-------- RECORDS FOR THIS EXERCISE --------
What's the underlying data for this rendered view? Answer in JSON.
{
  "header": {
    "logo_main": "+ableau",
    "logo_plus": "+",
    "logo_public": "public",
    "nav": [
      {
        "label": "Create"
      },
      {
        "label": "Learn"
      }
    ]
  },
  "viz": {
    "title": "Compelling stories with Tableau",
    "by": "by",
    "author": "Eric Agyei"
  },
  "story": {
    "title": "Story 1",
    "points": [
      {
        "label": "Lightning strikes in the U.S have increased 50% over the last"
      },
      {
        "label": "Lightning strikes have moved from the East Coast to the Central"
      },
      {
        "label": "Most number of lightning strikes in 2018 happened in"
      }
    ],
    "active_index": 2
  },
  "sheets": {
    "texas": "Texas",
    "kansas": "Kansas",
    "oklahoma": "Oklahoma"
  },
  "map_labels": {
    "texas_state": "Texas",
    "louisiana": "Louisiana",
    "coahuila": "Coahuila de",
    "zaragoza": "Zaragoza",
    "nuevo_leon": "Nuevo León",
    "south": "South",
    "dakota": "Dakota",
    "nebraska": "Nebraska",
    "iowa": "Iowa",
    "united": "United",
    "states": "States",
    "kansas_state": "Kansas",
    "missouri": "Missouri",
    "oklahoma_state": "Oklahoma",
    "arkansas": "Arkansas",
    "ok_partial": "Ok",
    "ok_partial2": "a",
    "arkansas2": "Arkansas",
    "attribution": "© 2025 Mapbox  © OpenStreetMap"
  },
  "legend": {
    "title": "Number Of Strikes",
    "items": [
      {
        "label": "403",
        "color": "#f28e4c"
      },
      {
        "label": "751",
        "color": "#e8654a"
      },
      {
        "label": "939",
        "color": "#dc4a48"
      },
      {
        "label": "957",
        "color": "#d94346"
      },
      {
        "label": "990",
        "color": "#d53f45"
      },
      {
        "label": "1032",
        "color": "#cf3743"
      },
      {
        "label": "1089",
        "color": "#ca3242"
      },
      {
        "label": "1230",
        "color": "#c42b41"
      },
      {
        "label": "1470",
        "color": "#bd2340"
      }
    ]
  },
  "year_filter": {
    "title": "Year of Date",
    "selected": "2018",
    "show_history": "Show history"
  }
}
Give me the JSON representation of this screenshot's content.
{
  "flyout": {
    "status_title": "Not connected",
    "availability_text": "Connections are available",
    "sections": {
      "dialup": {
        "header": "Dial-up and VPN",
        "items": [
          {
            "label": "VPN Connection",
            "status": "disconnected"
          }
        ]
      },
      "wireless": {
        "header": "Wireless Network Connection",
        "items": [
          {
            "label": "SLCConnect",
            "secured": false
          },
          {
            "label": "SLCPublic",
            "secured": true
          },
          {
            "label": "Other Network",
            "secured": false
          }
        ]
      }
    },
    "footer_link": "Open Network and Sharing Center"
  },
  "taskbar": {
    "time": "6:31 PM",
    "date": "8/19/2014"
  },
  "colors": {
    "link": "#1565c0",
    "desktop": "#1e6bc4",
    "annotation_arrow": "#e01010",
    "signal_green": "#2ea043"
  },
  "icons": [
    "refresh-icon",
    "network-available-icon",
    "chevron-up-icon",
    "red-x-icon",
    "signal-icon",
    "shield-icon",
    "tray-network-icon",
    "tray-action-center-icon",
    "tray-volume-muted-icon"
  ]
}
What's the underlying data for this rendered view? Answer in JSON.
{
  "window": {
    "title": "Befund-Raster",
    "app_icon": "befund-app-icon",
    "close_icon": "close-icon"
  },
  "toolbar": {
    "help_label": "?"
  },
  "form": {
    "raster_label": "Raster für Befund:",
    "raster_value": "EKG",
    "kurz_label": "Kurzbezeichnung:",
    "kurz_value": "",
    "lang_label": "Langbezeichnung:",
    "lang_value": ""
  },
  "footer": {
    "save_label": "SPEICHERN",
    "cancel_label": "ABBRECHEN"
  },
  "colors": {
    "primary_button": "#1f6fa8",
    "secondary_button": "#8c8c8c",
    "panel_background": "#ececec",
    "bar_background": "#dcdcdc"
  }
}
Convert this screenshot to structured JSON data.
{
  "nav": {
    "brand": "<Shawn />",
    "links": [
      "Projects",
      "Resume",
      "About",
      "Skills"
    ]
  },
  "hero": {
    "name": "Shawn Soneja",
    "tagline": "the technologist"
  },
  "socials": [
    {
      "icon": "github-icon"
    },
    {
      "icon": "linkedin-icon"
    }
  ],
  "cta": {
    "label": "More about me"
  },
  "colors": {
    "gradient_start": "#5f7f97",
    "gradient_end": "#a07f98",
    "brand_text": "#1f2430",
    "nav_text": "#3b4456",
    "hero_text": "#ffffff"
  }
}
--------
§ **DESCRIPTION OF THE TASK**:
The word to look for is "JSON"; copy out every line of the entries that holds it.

§ **EXPECTED ANSWER**:
What's the underlying data for this rendered view? Answer in JSON.
Give me the JSON representation of this screenshot's content.
What's the underlying data for this rendered view? Answer in JSON.
Convert this screenshot to structured JSON data.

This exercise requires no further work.